**Entries supplied:**
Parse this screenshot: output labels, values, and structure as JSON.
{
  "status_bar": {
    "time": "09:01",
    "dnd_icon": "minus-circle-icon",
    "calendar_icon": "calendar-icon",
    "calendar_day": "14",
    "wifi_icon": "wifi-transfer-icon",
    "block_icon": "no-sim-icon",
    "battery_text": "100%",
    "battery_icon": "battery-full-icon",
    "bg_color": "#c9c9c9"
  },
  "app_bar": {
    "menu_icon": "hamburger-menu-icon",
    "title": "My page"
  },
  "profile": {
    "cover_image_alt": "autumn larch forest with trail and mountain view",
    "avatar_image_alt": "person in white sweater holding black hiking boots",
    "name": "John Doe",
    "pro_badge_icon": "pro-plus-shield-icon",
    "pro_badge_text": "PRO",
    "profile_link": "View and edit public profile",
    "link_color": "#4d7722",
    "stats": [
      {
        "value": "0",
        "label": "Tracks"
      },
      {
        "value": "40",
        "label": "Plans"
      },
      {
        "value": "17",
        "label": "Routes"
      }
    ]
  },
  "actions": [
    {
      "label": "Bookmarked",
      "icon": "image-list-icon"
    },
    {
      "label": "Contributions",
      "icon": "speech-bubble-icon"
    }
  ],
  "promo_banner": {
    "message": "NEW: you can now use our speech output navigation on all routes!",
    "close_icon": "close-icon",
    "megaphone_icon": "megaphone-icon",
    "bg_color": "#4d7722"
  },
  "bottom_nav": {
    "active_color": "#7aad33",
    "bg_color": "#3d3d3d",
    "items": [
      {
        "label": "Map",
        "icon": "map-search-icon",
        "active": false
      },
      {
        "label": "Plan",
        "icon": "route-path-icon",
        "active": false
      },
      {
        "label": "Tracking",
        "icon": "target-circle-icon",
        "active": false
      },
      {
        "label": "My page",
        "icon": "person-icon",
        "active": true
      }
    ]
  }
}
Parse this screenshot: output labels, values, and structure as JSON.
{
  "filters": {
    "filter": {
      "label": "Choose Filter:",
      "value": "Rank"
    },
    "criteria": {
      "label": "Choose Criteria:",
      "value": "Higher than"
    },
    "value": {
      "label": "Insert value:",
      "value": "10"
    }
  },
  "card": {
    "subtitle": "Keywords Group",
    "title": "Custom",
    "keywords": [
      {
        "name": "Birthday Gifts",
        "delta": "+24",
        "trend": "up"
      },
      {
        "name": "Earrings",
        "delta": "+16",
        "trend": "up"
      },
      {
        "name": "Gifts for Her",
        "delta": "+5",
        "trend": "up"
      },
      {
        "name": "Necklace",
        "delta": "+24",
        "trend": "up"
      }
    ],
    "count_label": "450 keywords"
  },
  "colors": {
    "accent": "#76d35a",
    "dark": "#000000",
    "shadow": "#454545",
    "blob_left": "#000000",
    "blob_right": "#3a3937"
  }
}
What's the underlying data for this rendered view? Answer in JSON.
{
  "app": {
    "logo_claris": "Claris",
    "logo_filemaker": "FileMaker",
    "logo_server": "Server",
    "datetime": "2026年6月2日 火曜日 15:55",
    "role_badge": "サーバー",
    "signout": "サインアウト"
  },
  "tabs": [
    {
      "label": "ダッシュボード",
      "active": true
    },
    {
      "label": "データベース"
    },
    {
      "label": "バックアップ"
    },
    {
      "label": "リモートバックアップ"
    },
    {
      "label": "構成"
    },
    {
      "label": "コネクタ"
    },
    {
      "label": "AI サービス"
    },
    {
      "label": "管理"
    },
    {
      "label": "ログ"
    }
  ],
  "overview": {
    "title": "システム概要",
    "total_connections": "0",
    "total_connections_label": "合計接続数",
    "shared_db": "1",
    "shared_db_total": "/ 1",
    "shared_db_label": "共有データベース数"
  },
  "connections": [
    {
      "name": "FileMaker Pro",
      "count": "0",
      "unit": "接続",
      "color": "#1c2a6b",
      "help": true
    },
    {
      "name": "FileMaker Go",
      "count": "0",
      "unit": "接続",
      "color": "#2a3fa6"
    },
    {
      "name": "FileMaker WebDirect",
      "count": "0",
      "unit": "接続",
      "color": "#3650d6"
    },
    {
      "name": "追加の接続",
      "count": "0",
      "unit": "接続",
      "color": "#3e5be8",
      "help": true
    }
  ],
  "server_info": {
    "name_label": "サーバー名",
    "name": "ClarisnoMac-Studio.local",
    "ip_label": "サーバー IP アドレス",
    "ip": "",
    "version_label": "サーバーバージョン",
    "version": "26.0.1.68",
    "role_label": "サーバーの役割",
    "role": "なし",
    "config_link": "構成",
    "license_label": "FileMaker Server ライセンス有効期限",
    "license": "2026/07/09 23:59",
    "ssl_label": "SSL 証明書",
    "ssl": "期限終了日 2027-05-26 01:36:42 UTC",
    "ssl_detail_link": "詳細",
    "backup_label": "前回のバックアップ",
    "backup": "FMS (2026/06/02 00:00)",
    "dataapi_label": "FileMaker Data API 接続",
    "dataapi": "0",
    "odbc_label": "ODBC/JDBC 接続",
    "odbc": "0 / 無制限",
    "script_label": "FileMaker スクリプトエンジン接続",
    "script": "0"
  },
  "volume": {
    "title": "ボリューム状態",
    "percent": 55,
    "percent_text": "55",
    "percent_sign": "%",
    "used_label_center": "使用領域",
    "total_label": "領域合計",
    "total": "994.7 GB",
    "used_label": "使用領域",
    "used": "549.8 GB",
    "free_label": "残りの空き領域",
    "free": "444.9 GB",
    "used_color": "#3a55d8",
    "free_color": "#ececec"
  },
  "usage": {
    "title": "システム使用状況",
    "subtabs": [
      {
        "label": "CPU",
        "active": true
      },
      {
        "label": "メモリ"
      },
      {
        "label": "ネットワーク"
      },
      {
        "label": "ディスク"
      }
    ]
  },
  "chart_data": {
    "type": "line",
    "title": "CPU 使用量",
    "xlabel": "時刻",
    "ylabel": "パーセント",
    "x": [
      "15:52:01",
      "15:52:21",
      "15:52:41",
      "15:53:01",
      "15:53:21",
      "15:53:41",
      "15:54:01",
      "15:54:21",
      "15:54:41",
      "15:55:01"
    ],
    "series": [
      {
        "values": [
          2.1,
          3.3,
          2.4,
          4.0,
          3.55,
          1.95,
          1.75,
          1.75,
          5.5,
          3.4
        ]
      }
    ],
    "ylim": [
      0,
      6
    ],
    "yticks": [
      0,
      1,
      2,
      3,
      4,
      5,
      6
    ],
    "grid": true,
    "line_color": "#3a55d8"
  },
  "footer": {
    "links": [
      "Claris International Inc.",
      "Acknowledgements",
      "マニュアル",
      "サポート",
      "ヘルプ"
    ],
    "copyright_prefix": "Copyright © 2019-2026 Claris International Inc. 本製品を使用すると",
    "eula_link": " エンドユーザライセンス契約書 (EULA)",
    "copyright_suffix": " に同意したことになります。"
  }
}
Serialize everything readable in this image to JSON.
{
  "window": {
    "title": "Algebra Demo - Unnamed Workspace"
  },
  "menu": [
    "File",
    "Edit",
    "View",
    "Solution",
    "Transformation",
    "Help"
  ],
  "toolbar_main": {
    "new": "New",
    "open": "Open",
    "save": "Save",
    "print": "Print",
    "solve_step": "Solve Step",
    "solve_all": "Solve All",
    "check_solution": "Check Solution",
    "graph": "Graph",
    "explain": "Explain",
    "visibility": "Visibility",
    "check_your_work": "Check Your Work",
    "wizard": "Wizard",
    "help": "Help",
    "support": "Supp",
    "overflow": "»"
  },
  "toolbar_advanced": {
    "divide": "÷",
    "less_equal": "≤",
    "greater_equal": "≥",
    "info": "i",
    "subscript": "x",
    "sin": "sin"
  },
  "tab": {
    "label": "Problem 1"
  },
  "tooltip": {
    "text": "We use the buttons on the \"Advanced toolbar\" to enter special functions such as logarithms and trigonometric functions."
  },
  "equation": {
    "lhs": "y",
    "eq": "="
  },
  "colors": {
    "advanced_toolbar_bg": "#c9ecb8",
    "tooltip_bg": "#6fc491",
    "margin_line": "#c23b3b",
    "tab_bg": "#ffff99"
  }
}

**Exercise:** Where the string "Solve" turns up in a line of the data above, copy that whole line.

**Response to the exercise:**
    "solve_step": "Solve Step",
    "solve_all": "Solve All",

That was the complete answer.